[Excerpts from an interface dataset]
=== Begin Enclosure ===
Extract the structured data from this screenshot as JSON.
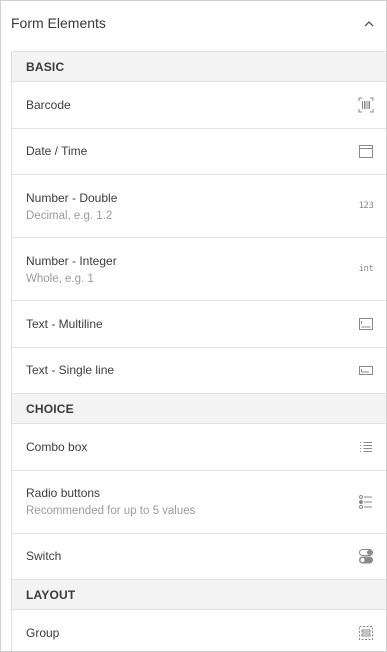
{
  "panel": {
    "title": "Form Elements"
  },
  "sections": {
    "basic": {
      "title": "BASIC",
      "items": [
        {
          "label": "Barcode",
          "icon": "barcode-icon"
        },
        {
          "label": "Date / Time",
          "icon": "calendar-icon"
        },
        {
          "label": "Number - Double",
          "sub": "Decimal, e.g. 1.2",
          "icon": "number-double-icon",
          "icon_text": "123"
        },
        {
          "label": "Number - Integer",
          "sub": "Whole, e.g. 1",
          "icon": "number-integer-icon",
          "icon_text": "int"
        },
        {
          "label": "Text - Multiline",
          "icon": "text-multiline-icon"
        },
        {
          "label": "Text - Single line",
          "icon": "text-single-line-icon"
        }
      ]
    },
    "choice": {
      "title": "CHOICE",
      "items": [
        {
          "label": "Combo box",
          "icon": "list-icon"
        },
        {
          "label": "Radio buttons",
          "sub": "Recommended for up to 5 values",
          "icon": "radio-list-icon"
        },
        {
          "label": "Switch",
          "icon": "switch-icon"
        }
      ]
    },
    "layout": {
      "title": "LAYOUT",
      "items": [
        {
          "label": "Group",
          "icon": "group-icon"
        }
      ]
    }
  },
  "colors": {
    "header_bg": "#f3f3f3",
    "border": "#e0e0e0",
    "text": "#3c3c3c",
    "muted": "#9b9b9b",
    "icon": "#8a8a8a"
  }
}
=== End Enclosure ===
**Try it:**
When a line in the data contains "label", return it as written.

**Output below:**
          "label": "Barcode",
          "label": "Date / Time",
          "label": "Number - Double",
          "label": "Number - Integer",
          "label": "Text - Multiline",
          "label": "Text - Single line",
          "label": "Combo box",
          "label": "Radio buttons",
          "label": "Switch",
          "label": "Group",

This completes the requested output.